A new study by In the Public Interest says that 62 percent of private prison contracts require states to keep 80 to 100 percent of prison beds filled. If this human warehousing quota is not reached, the states have to pay for the empty beds.

The report says that when Colorado did not meet its lockup quotas because of dropping crime rates (more people obeying the law) Colorado taxpayers still had to pay $2 million to Corrections Corporation of America (CCA), reports

The Lake Erie Correctional Institution (also run by CCA) had a 90 percent lock-up quota deal with Ohio, which led to “cutting corners on safety, including overcrowding, areas without secure doors, and an increase in crime both inside the prison and the surrounding community,” says the study.

CCA donates millions to the Republican Governors Association to elect governors that will keep this corporate welfare plan safely in place, notes

Arizona, Louisiana, Oklahoma, and Virginia have lockup quotas of 95 to 100 percent occupancy, which means those states are more likely to lock people up.

The prison industrial complex rakes in the money in Arizona, which has a 100 percent lockup quota and has jacked up its prices 13.9% for each prisoner.

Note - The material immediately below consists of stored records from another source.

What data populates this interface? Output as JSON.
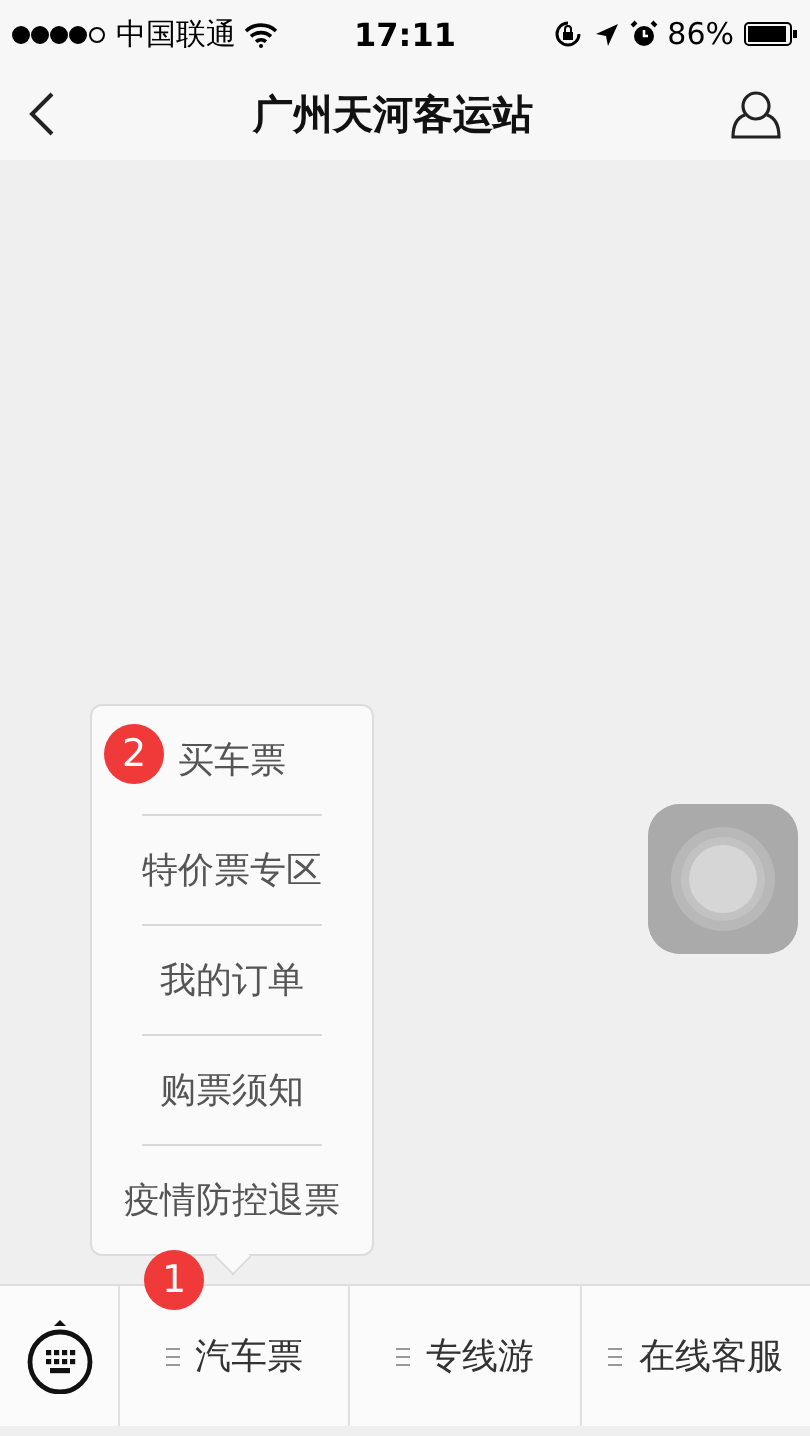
{
  "status_bar": {
    "carrier": "中国联通",
    "time": "17:11",
    "battery": "86%"
  },
  "nav_bar": {
    "title": "广州天河客运站"
  },
  "bottom_menu": [
    {
      "label": "汽车票",
      "submenu": [
        "买车票",
        "特价票专区",
        "我的订单",
        "购票须知",
        "疫情防控退票"
      ]
    },
    {
      "label": "专线游"
    },
    {
      "label": "在线客服"
    }
  ],
  "annotations": [
    {
      "text": "2"
    },
    {
      "text": "1"
    }
  ]
}
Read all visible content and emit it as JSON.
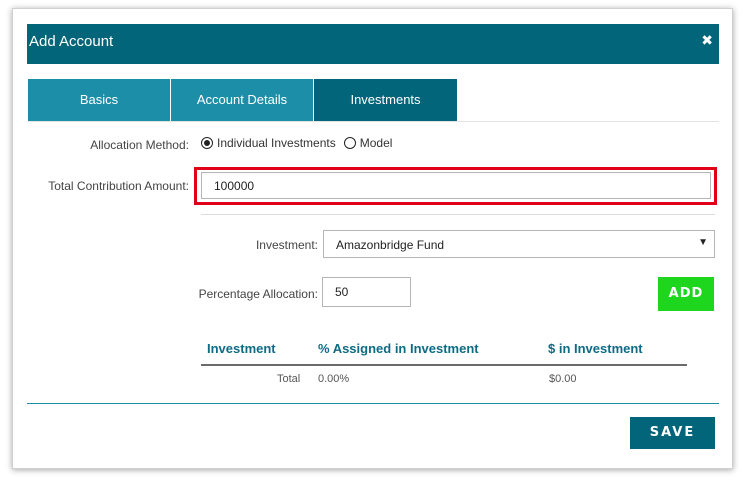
{
  "dialog": {
    "title": "Add Account",
    "close_glyph": "✖"
  },
  "tabs": [
    {
      "label": "Basics",
      "active": false
    },
    {
      "label": "Account Details",
      "active": false
    },
    {
      "label": "Investments",
      "active": true
    }
  ],
  "allocation": {
    "label": "Allocation Method:",
    "options": [
      {
        "label": "Individual Investments",
        "selected": true
      },
      {
        "label": "Model",
        "selected": false
      }
    ]
  },
  "contribution": {
    "label": "Total Contribution Amount:",
    "value": "100000"
  },
  "investment": {
    "label": "Investment:",
    "selected": "Amazonbridge Fund",
    "arrow_glyph": "▼"
  },
  "percentage": {
    "label": "Percentage Allocation:",
    "value": "50"
  },
  "add_label": "ADD",
  "table": {
    "headers": [
      "Investment",
      "% Assigned in Investment",
      "$ in Investment"
    ],
    "total_row": {
      "label": "Total",
      "percent": "0.00%",
      "amount": "$0.00"
    }
  },
  "save_label": "SAVE",
  "colors": {
    "header": "#036579",
    "tab": "#1c8ea8",
    "add_button": "#1ed61e",
    "highlight": "#e0001a"
  }
}
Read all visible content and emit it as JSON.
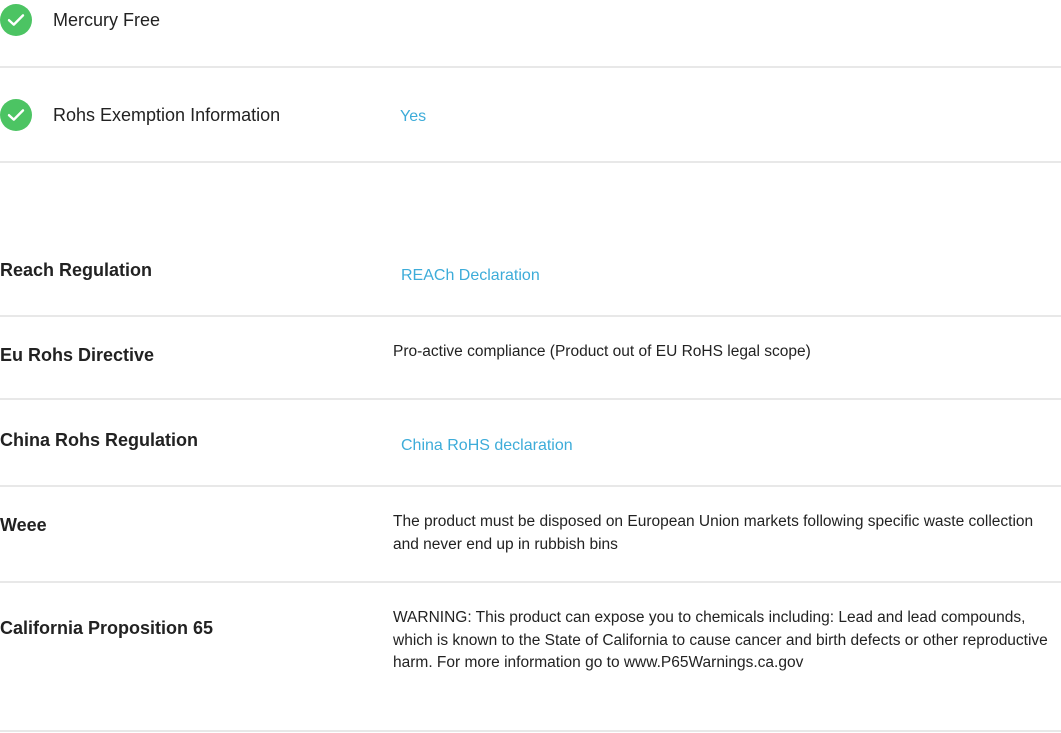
{
  "compliance_flags": [
    {
      "label": "Mercury Free",
      "value": "",
      "icon": "check-circle-icon",
      "icon_color": "#4cc463"
    },
    {
      "label": "Rohs Exemption Information",
      "value": "Yes",
      "icon": "check-circle-icon",
      "icon_color": "#4cc463"
    }
  ],
  "regulations": [
    {
      "label": "Reach Regulation",
      "value": "REACh Declaration",
      "is_link": true
    },
    {
      "label": "Eu Rohs Directive",
      "value": "Pro-active compliance (Product out of EU RoHS legal scope)",
      "is_link": false
    },
    {
      "label": "China Rohs Regulation",
      "value": "China RoHS declaration",
      "is_link": true
    },
    {
      "label": "Weee",
      "value": "The product must be disposed on European Union markets following specific waste collection and never end up in rubbish bins",
      "is_link": false
    },
    {
      "label": "California Proposition 65",
      "value": "WARNING: This product can expose you to chemicals including: Lead and lead compounds, which is known to the State of California to cause cancer and birth defects or other reproductive harm. For more information go to www.P65Warnings.ca.gov",
      "is_link": false
    }
  ],
  "colors": {
    "link": "#3dacd9",
    "check": "#4cc463",
    "divider": "#e8e8e8",
    "text": "#222222"
  }
}
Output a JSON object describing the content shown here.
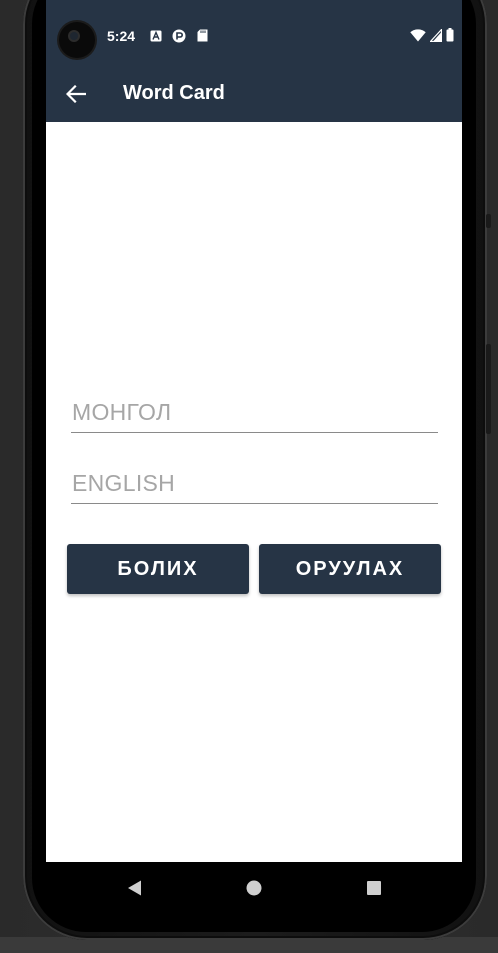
{
  "status_bar": {
    "time": "5:24",
    "notification_icons": [
      "a-badge-icon",
      "circle-app-icon",
      "sd-card-icon"
    ],
    "system_icons": [
      "wifi-icon",
      "signal-icon",
      "battery-icon"
    ]
  },
  "app_bar": {
    "title": "Word Card",
    "back_icon": "arrow-left-icon"
  },
  "form": {
    "mongol_placeholder": "МОНГОЛ",
    "mongol_value": "",
    "english_placeholder": "ENGLISH",
    "english_value": ""
  },
  "buttons": {
    "cancel_label": "БОЛИХ",
    "insert_label": "ОРУУЛАХ"
  },
  "nav_bar": {
    "icons": [
      "back-triangle-icon",
      "home-circle-icon",
      "recents-square-icon"
    ]
  },
  "colors": {
    "primary": "#263445",
    "background": "#ffffff",
    "placeholder": "#a6a6a6",
    "underline": "#8a8a8a"
  }
}
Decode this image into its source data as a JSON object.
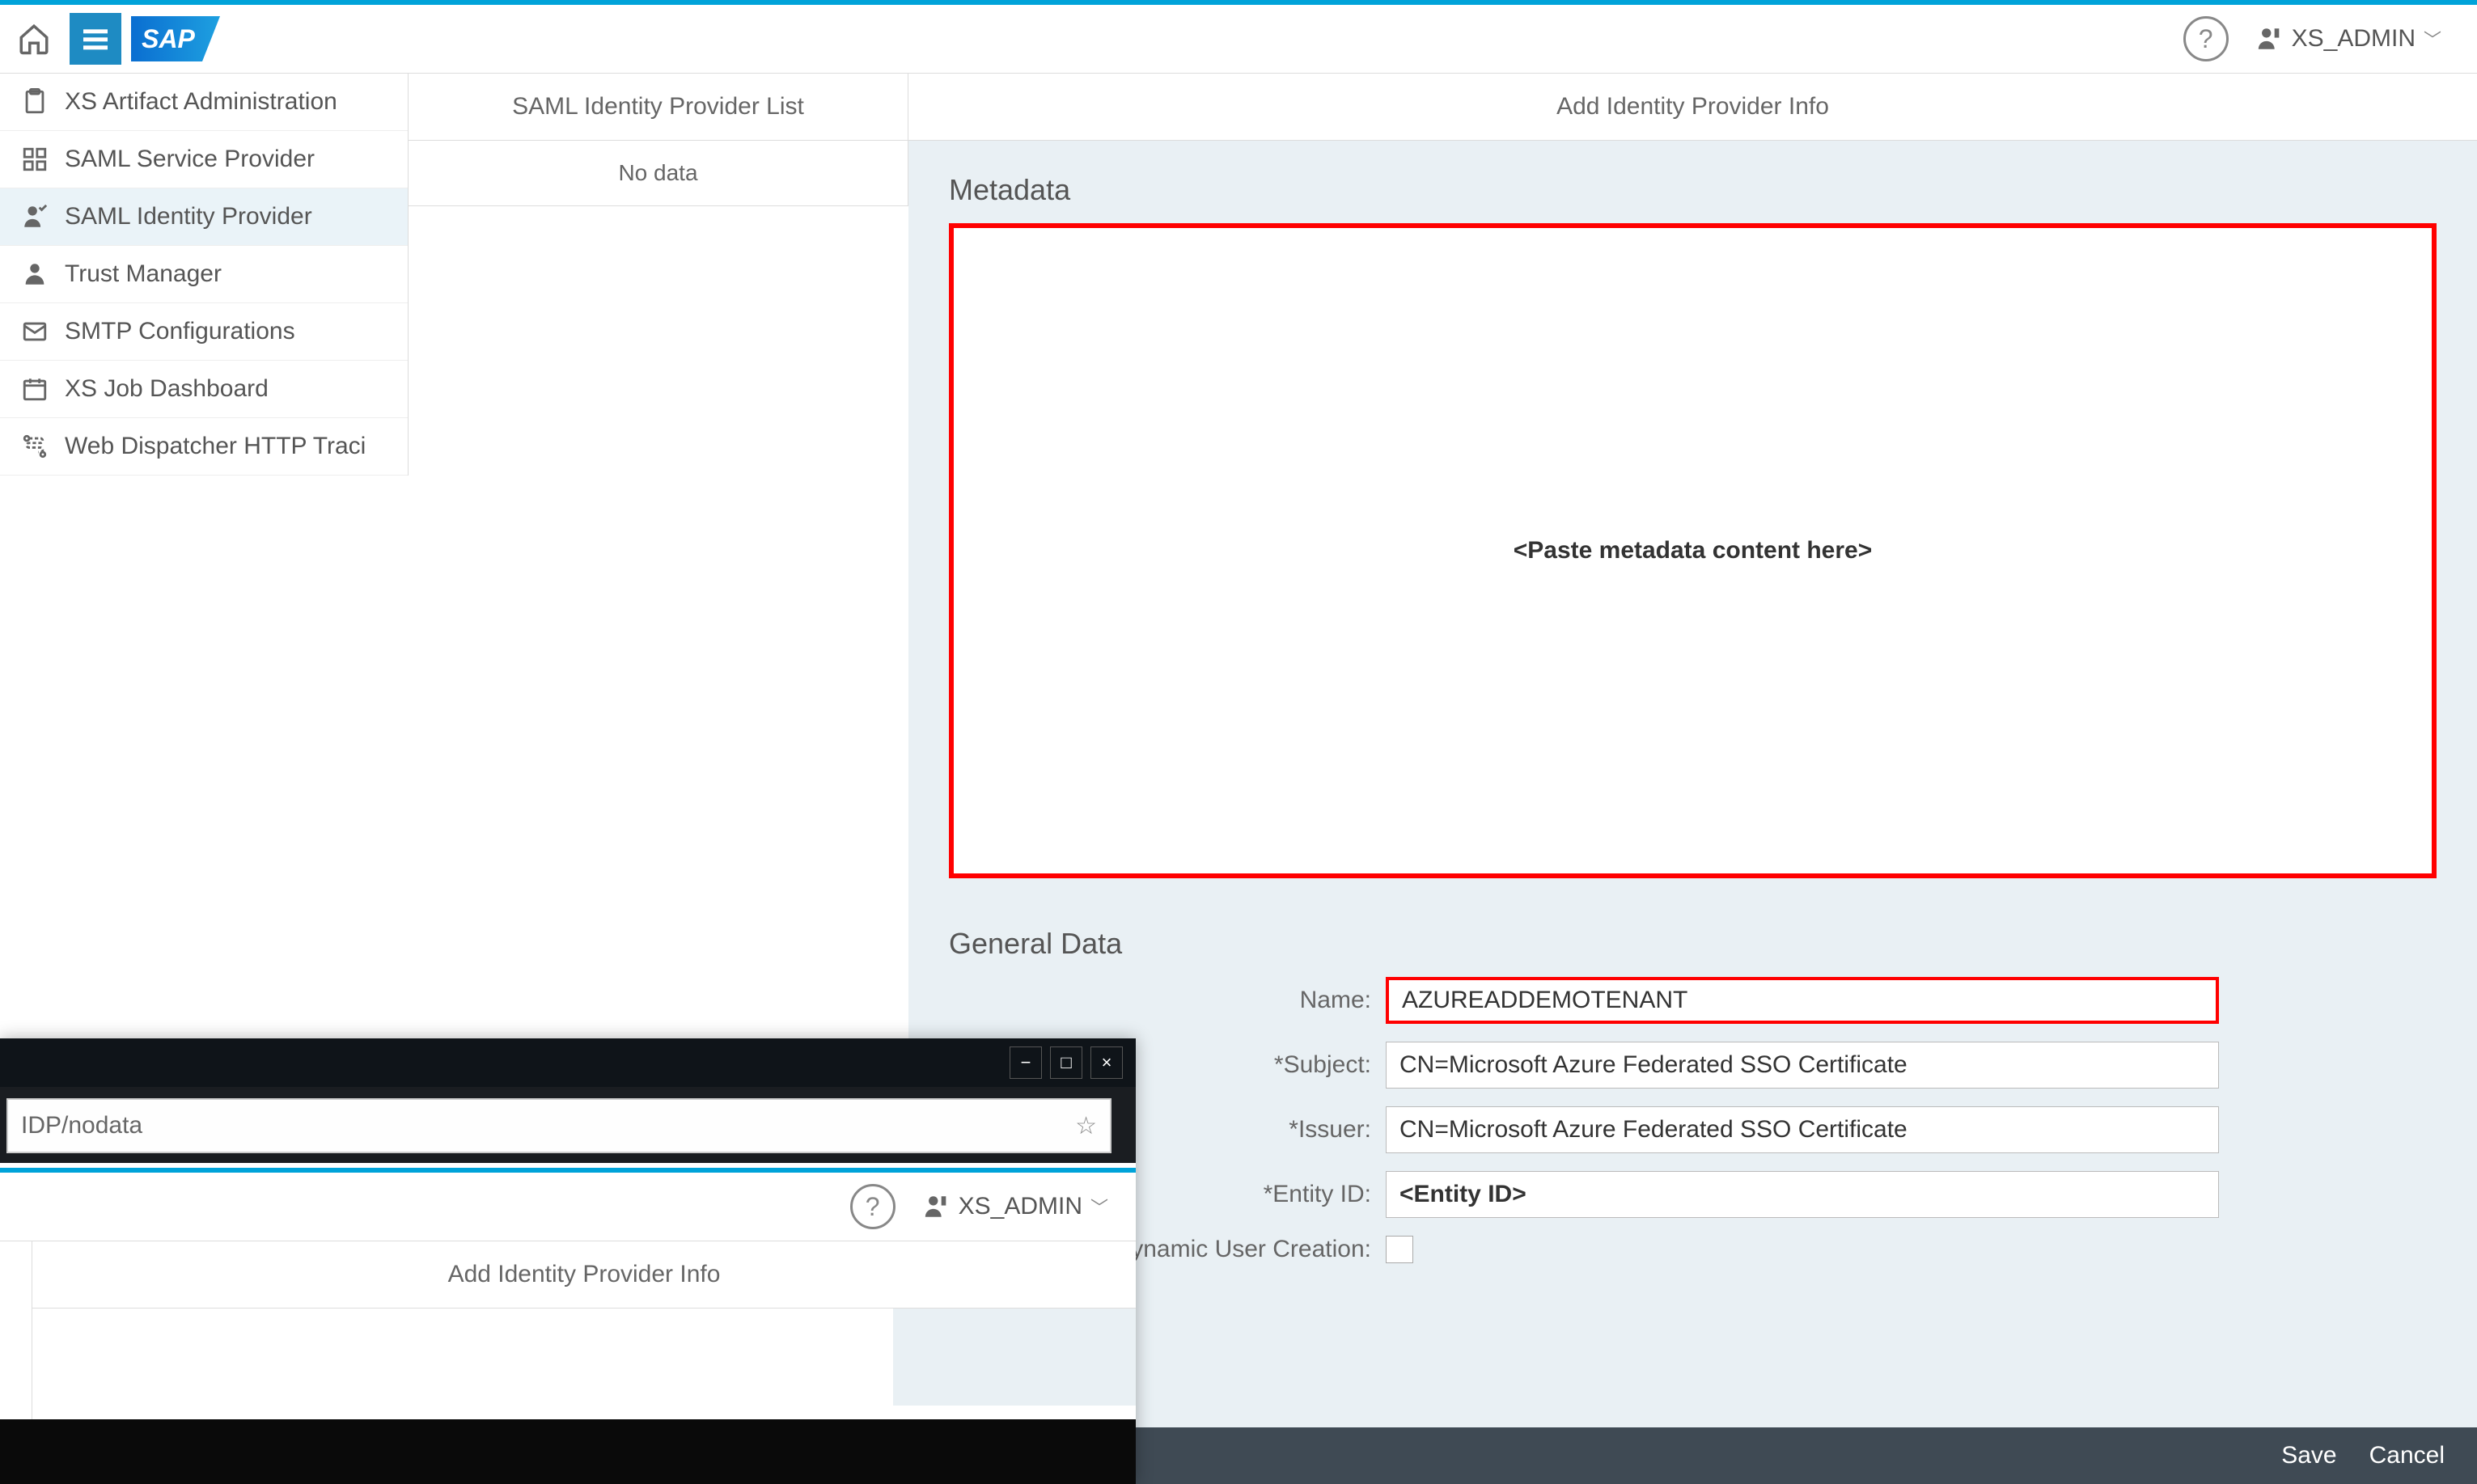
{
  "header": {
    "user": "XS_ADMIN",
    "logo": "SAP"
  },
  "sidebar": {
    "items": [
      {
        "label": "XS Artifact Administration"
      },
      {
        "label": "SAML Service Provider"
      },
      {
        "label": "SAML Identity Provider"
      },
      {
        "label": "Trust Manager"
      },
      {
        "label": "SMTP Configurations"
      },
      {
        "label": "XS Job Dashboard"
      },
      {
        "label": "Web Dispatcher HTTP Traci"
      }
    ]
  },
  "list": {
    "title": "SAML Identity Provider List",
    "empty": "No data"
  },
  "detail": {
    "title": "Add Identity Provider Info",
    "metadata_section": "Metadata",
    "metadata_placeholder": "<Paste metadata content here>",
    "general_section": "General Data",
    "labels": {
      "name": "Name:",
      "subject": "*Subject:",
      "issuer": "*Issuer:",
      "entity_id": "*Entity ID:",
      "dynamic_user": "Dynamic User Creation:"
    },
    "values": {
      "name": "AZUREADDEMOTENANT",
      "subject": "CN=Microsoft Azure Federated SSO Certificate",
      "issuer": "CN=Microsoft Azure Federated SSO Certificate",
      "entity_id": "<Entity ID>"
    }
  },
  "footer": {
    "save": "Save",
    "cancel": "Cancel"
  },
  "popup": {
    "url": "IDP/nodata",
    "user": "XS_ADMIN",
    "title": "Add Identity Provider Info"
  }
}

In The Public Interest has created an online petition to stop these "lockup quotas."